Category: Steve Whetton
Adelaide again attracted the unenviable moniker of ‘Ice Capital of Australia’ in the media in March with the release of the latest Australian Criminal Intelligence Commission analysis of drug use across Australia.
Adelaide’s methamphetamine (or ‘ice’) consumption, calculated through a sophisticated analysis of wastewater, was the highest of the capital cities again.
One statement in the National […]
A major report on Australia’s population and the impact of immigration policy published by the Federal departments of Treasury and Home Affairs in April posed some pertinent questions for future research.
The report – Shaping a Nation, Population growth and immigration over time – asks, in part, whether the “current patterns of spatial distribution of population […]
All Roads leading to Rome? The medium term outcomes of Australian youth’s transition pathways from education
A study recently published by researchers at SACES tested how the pathways young people follow from school into the labour market influence their long-run earnings, personal debt and satisfaction with employment opportunities.
The study by Andreas Cebulla and Steve Whetton analysed data on a cohort of people aged 15 to 24 years in the first year of […]

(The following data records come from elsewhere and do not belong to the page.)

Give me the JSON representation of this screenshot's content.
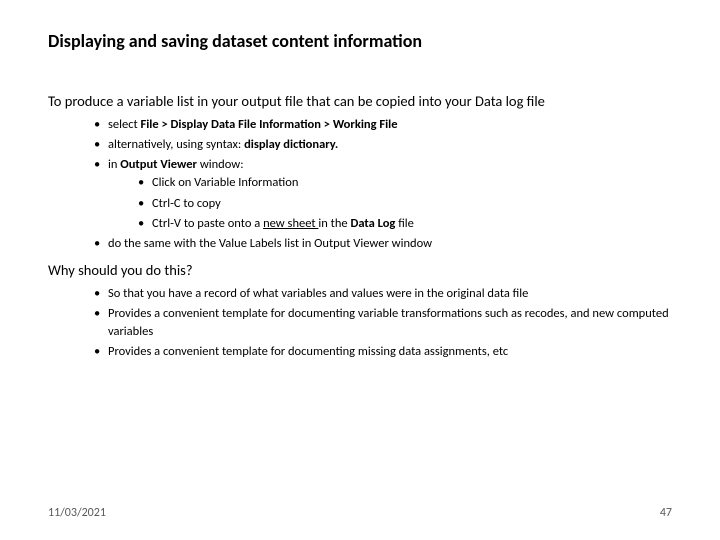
{
  "title": "Displaying and saving dataset content information",
  "lead": "To produce a variable list in your output file that can be copied into your Data log file",
  "b1": {
    "i1_pre": "select ",
    "i1_bold": "File > Display Data File Information > Working File",
    "i2_pre": "alternatively, using syntax: ",
    "i2_bold": "display dictionary.",
    "i3_pre": "in ",
    "i3_bold": "Output Viewer ",
    "i3_post": "window:",
    "i3a": "Click on Variable Information",
    "i3b": "Ctrl-C to copy",
    "i3c_pre": "Ctrl-V to paste onto a ",
    "i3c_u": "new sheet ",
    "i3c_mid": "in the ",
    "i3c_bold": "Data Log ",
    "i3c_post": "file",
    "i4": "do the same with the Value Labels list in Output Viewer window"
  },
  "qhead": "Why should you do this?",
  "b2": {
    "i1": "So that you have a record of what variables and values were in the original data file",
    "i2": "Provides a convenient template for documenting variable transformations such as recodes, and new computed variables",
    "i3": "Provides a convenient template for documenting missing data assignments, etc"
  },
  "footer": {
    "date": "11/03/2021",
    "page": "47"
  }
}
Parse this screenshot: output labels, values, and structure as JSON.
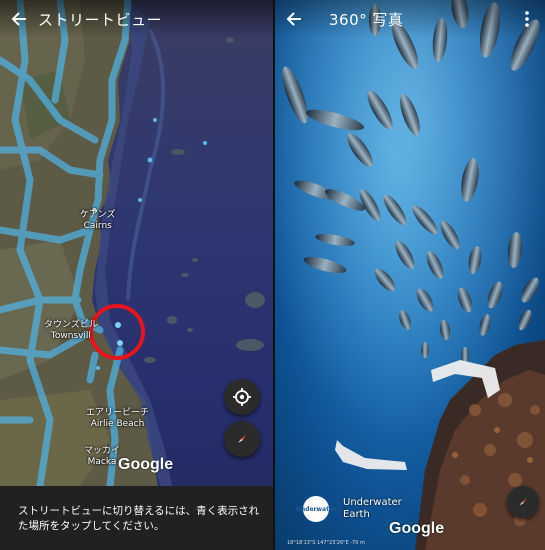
{
  "left_panel": {
    "title": "ストリートビュー",
    "back_icon": "arrow-left-icon",
    "labels": {
      "cairns_jp": "ケアンズ",
      "cairns_en": "Cairns",
      "townsville_jp": "タウンズビル",
      "townsville_en": "Townsvill",
      "airlie_jp": "エアリービーチ",
      "airlie_en": "Airlie Beach",
      "mackay_jp": "マッカイ",
      "mackay_en": "Macka"
    },
    "google_logo": "Google",
    "location_button_icon": "my-location-icon",
    "compass_button_icon": "compass-icon",
    "info_text": "ストリートビューに切り替えるには、青く表示された場所をタップしてください。",
    "colors": {
      "coverage_line": "#4fb6ea",
      "highlight_circle": "#e8141b"
    }
  },
  "right_panel": {
    "title": "360° 写真",
    "back_icon": "arrow-left-icon",
    "menu_icon": "more-vert-icon",
    "attribution_logo_text": "Underwater",
    "attribution_name_line1": "Underwater",
    "attribution_name_line2": "Earth",
    "google_logo": "Google",
    "coordinates": "18°18'13\"S 147°23'26\"E -70 m",
    "compass_button_icon": "compass-icon"
  }
}
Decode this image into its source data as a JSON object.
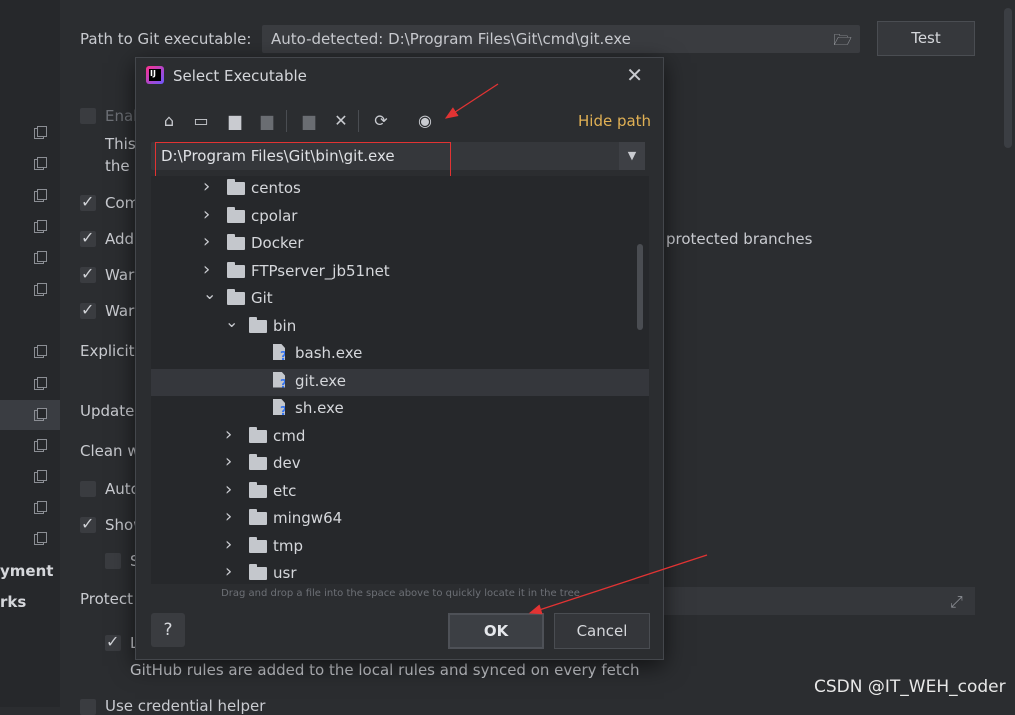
{
  "settings": {
    "path_label": "Path to Git executable:",
    "path_value": "Auto-detected: D:\\Program Files\\Git\\cmd\\git.exe",
    "test_button": "Test",
    "enable_text": "Enab",
    "this_text": "This",
    "the_text": "the p",
    "com_text": "Com",
    "add_text": "Add",
    "protected_text": "protected branches",
    "war1_text": "War",
    "war2_text": "War",
    "explicit_text": "Explicitl",
    "update_text": "Update",
    "clean_text": "Clean w",
    "auto_text": "Auto",
    "show_text": "Show",
    "s_text": "S",
    "protect_text": "Protect",
    "l_text": "L",
    "github_rules_text": "GitHub rules are added to the local rules and synced on every fetch",
    "credential_text": "Use credential helper"
  },
  "sidebar": {
    "deployment_text": "yment",
    "works_text": "rks"
  },
  "dialog": {
    "title": "Select Executable",
    "hide_path": "Hide path",
    "path": "D:\\Program Files\\Git\\bin\\git.exe",
    "hint": "Drag and drop a file into the space above to quickly locate it in the tree",
    "help": "?",
    "ok": "OK",
    "cancel": "Cancel",
    "tree": [
      {
        "name": "centos",
        "type": "folder",
        "expanded": false,
        "level": 0
      },
      {
        "name": "cpolar",
        "type": "folder",
        "expanded": false,
        "level": 0
      },
      {
        "name": "Docker",
        "type": "folder",
        "expanded": false,
        "level": 0
      },
      {
        "name": "FTPserver_jb51net",
        "type": "folder",
        "expanded": false,
        "level": 0
      },
      {
        "name": "Git",
        "type": "folder",
        "expanded": true,
        "level": 0
      },
      {
        "name": "bin",
        "type": "folder",
        "expanded": true,
        "level": 1
      },
      {
        "name": "bash.exe",
        "type": "file",
        "level": 2
      },
      {
        "name": "git.exe",
        "type": "file",
        "level": 2,
        "selected": true
      },
      {
        "name": "sh.exe",
        "type": "file",
        "level": 2
      },
      {
        "name": "cmd",
        "type": "folder",
        "expanded": false,
        "level": 1
      },
      {
        "name": "dev",
        "type": "folder",
        "expanded": false,
        "level": 1
      },
      {
        "name": "etc",
        "type": "folder",
        "expanded": false,
        "level": 1
      },
      {
        "name": "mingw64",
        "type": "folder",
        "expanded": false,
        "level": 1
      },
      {
        "name": "tmp",
        "type": "folder",
        "expanded": false,
        "level": 1
      },
      {
        "name": "usr",
        "type": "folder",
        "expanded": false,
        "level": 1
      }
    ]
  },
  "watermark": "CSDN @IT_WEH_coder",
  "colors": {
    "accent": "#e0b054",
    "annotation": "#e23333",
    "background": "#2b2d30"
  }
}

We have recently been undertaking research into the extent to which current migration policies meet South Australia’s needs, and how migration interacts with the broader economic challenges facing the state, in particular our ‘demographic deficit’ of an older, less active in the labour market, lower qualification, working age population.
These demographic challenges present some specific difficulties […]

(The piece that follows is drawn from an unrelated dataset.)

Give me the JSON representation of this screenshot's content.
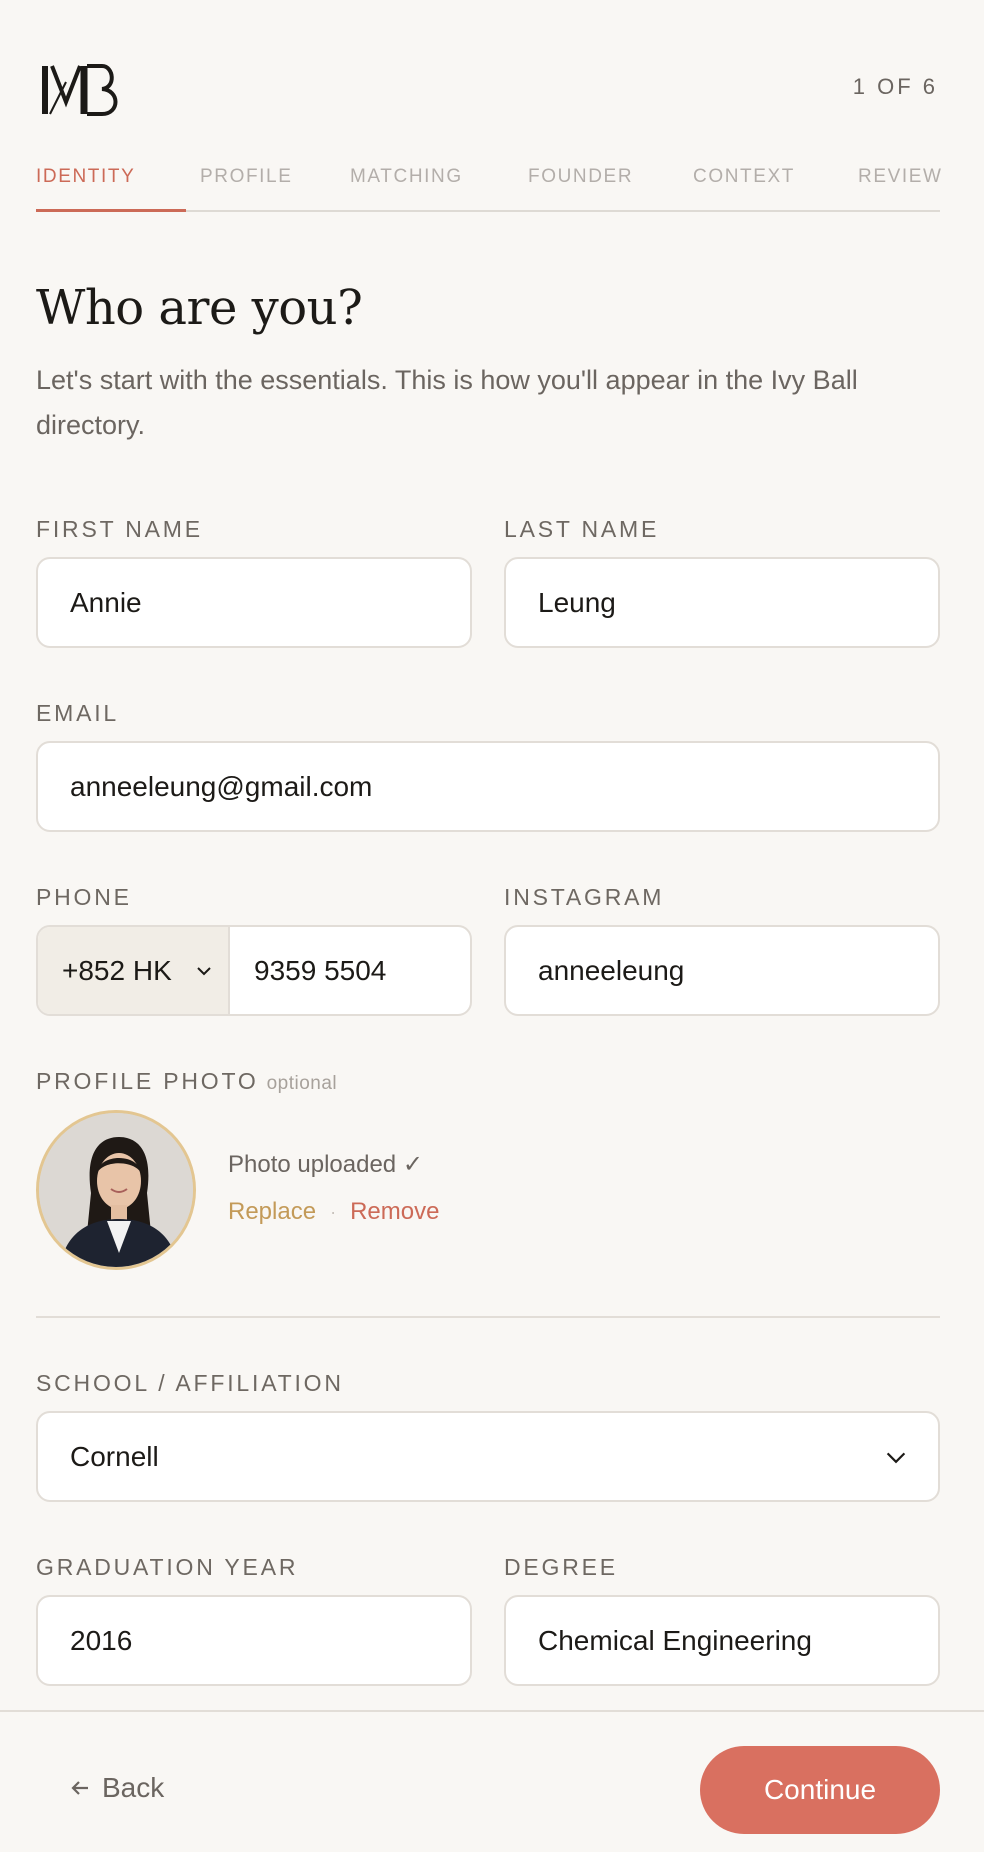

SACES has released the second of three reports as part of our research into national migration policy in the context of challenges facing economic and business development in South Australia, particularly for regional South Australia.
Our latest report takes a closer look at some of the concerns raised by business owners and representatives about ways in which the current […]

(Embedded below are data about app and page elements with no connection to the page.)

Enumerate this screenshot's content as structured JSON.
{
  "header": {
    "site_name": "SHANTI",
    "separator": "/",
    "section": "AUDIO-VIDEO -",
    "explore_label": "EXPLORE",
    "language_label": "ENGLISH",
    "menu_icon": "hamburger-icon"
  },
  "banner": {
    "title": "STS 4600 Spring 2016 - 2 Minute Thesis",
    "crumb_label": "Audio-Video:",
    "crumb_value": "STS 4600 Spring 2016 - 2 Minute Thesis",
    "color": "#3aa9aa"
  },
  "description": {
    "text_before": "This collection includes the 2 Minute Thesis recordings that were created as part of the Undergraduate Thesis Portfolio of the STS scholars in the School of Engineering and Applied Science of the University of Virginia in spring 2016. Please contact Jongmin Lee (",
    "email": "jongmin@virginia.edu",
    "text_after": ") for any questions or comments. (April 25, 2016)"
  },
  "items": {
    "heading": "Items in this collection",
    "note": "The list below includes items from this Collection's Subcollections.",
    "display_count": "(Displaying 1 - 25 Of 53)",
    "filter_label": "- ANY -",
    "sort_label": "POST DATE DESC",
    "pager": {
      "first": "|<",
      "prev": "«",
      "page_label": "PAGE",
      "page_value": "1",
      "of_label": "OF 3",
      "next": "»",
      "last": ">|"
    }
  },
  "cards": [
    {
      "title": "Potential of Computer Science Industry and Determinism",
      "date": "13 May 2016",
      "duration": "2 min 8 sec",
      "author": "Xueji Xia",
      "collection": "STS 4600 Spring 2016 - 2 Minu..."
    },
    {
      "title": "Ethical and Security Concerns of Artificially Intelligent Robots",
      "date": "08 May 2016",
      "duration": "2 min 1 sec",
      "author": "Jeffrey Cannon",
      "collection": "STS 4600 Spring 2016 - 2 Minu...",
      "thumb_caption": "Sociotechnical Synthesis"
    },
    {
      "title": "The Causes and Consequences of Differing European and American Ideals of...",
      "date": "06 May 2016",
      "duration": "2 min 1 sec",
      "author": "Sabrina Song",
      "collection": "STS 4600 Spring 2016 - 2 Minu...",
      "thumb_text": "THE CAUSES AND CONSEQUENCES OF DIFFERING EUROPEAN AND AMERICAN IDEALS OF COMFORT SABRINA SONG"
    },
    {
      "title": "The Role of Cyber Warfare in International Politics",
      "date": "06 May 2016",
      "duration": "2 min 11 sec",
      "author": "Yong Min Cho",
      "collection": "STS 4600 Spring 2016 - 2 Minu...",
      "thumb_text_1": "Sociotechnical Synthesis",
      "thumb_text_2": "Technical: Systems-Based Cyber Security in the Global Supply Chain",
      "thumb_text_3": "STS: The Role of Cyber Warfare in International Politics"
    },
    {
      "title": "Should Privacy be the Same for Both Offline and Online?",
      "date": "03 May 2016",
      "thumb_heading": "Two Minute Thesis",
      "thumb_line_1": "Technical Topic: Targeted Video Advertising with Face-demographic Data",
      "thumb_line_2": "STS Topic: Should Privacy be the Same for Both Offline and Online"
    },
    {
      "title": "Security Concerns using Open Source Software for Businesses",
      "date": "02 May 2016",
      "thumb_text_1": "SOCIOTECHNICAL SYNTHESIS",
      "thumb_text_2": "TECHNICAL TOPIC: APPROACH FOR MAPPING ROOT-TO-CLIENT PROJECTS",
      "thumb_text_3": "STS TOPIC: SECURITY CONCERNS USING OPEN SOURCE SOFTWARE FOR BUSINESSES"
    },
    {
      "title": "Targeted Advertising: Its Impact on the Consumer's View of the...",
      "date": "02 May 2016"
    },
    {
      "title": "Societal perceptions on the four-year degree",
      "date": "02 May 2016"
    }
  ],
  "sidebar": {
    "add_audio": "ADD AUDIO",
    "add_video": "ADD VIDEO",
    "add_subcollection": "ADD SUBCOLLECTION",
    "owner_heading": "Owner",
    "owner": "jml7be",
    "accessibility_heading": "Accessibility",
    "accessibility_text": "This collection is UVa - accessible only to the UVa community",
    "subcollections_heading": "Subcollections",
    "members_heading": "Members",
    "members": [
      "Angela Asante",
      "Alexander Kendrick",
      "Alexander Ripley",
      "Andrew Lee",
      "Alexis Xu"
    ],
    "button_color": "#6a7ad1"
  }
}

Australia’s skilled migration system has been in the news recently with the Commonwealth Government’s announcement that it is significantly tightening the main route for temporary skilled migration, the 457 visa. As with much of the recent policy around migration, this seems to be driven by the needs of Sydney and Melbourne, where governments are struggling […]